Creative Coalition partnered with artist Kim Newall to bring an installation to First Thursdays in the Ironbank building last week. This was the concept behind the project:
Cheeky critters squatting in city say “we won’t go!”
A new, unclassified species has taken up residence and set up a bush lounge in the Ironbank building on Karangahape Road. The cheeky critters refuse to leave the homely habitat they have unlawfully set up in the central city, saying eviction could mean extinction for their kind as they have nowhere else to go.
Mysteriously, their origin is unknown, but they have been spotted around other parts of the city - in Lorne Street and the Aotea Centre - by locals who describe them as friendly and playful, if a little mischeivous.
In an attempt to rally public support to keep their home, inspired by the success and popularity of fellow feathered celebrities Happy Feet and Sirocco, the creatures are inviting the public in for a cuppa and a lamington for one night this October. Aucklanders and visitors have a special chance to meet this rare animal and save it from eviction by signing the petition at its Ironbank nest.
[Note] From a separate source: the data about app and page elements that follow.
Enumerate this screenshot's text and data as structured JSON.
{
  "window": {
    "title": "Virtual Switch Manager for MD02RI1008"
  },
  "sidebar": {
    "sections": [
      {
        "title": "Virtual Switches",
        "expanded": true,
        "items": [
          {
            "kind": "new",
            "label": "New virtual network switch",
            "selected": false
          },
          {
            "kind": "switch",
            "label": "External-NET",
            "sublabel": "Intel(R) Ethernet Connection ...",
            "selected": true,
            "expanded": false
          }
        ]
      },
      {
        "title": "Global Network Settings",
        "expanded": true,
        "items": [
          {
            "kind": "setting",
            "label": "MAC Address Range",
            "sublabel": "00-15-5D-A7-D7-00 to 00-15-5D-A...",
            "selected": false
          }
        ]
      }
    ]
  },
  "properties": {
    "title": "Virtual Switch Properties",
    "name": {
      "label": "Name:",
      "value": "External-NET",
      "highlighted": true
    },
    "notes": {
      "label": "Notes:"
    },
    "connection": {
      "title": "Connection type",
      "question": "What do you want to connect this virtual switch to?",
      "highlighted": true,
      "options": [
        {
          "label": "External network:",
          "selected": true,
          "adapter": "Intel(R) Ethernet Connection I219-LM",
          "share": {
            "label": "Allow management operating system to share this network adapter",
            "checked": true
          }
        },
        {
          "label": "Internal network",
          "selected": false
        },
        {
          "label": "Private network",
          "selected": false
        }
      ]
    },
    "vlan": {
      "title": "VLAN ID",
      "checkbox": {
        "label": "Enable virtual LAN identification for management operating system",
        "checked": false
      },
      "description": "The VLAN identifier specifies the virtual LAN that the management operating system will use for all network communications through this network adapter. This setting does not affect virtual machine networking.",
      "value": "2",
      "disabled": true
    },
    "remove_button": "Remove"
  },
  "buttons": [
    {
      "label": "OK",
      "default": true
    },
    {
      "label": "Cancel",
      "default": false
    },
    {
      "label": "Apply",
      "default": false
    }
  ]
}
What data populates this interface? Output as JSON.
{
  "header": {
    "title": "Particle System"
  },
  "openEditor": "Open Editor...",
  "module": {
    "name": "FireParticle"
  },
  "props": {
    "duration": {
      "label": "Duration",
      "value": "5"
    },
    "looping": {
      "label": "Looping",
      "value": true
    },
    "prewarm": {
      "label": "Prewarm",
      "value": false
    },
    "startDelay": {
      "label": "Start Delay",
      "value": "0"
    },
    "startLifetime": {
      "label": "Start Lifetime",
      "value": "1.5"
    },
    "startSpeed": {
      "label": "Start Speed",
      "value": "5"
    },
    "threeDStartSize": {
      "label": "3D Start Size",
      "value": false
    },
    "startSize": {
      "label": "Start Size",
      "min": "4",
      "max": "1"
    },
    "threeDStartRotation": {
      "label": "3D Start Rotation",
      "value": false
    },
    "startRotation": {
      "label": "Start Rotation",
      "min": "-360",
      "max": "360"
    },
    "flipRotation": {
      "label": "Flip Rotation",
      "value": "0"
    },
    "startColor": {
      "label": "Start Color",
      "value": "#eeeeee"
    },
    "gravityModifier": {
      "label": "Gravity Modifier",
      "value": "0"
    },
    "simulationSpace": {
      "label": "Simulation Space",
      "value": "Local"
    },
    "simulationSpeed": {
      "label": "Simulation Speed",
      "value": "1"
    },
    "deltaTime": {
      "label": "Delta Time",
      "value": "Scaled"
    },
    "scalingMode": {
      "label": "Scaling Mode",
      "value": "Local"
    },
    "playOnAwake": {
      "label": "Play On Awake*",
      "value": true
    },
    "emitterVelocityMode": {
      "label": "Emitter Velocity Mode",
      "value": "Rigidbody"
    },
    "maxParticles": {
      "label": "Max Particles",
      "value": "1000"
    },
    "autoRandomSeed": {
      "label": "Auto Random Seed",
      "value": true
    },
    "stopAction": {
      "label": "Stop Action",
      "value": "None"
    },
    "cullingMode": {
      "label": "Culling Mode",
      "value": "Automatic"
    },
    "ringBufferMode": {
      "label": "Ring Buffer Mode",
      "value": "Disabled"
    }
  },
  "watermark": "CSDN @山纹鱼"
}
I’ve partnered with Jade Tang to bring Creative Mornings, a monthly breakfast talk series, to New Zealand. We held our first talk at the BOX cafe in the Aotea centre last month featuring Zoe Ikin, Sam Trustrum and Clem Devine from Studio Magazine, a very swanky little publication that’s just launched in NZ and is gearing up to go global. Find out more about upcoming talks on the Auckland Creative Mornings page.
My events company Vibracorp helped Creative Coalition put on this happening as part of We Can Create. Artists such as Louise Menzies, Karin Hofko, Mark Harvey, Becca Wood and Sensitive Boyfriend, each created an instruction that was texted out to the audience to form an artistic scene in the fluxus style. Click on the Creative Coalition link to see all the videos and artists reflections on the experience.
Creative Coalition is an interest group that I started observing as part of my main research project a couple years ago and am now working with closely. We act as an advocate to and conduit between council and other bodies for the arts and creative sector of Auckland. Thanks to Zoe Ikin for creating our identity, a very talented woman.
Went along to finally have a look at the wall on Poynton Terrace and it really does look miserable. This is what the future holds for us as far as visual arts go? Grey walls waiting for bureauRATs to finish shuffling paper so that council appointed and approved “art” gets to go up around the same time flying cars and teleportation are the norm? Screw that crap…
Graphic designers Zoe Ikin and Sam Trustrum create different letter forms as part of the 100 Days Project. The project is open to all who want to participate - create a different design ‘operation’ every day for 100 days and share your results. Nice to see creativity for creativity’s sake.
The Depot has produced this series of interviews with cultural icons - with the intent of creating a ongoing record and genealogy that maps NZ’s cultural history as it is being formed. Interview subjects include: Barry Brickell, Philip Clairmont and Shonagh Koea, among many more. Watch the interviews here.
Sir Ken Robinson gives a TED talk on the role of the arts and creativity in education.
I thought that now is a particularly interesting point in time to consider his ideas, given the emphasis on engaging youth in the Auckland Council discussion document. His ideas also present a strong critique to the National government’s reduction in funding for arts-related community courses in favour of literacy and numeracy education.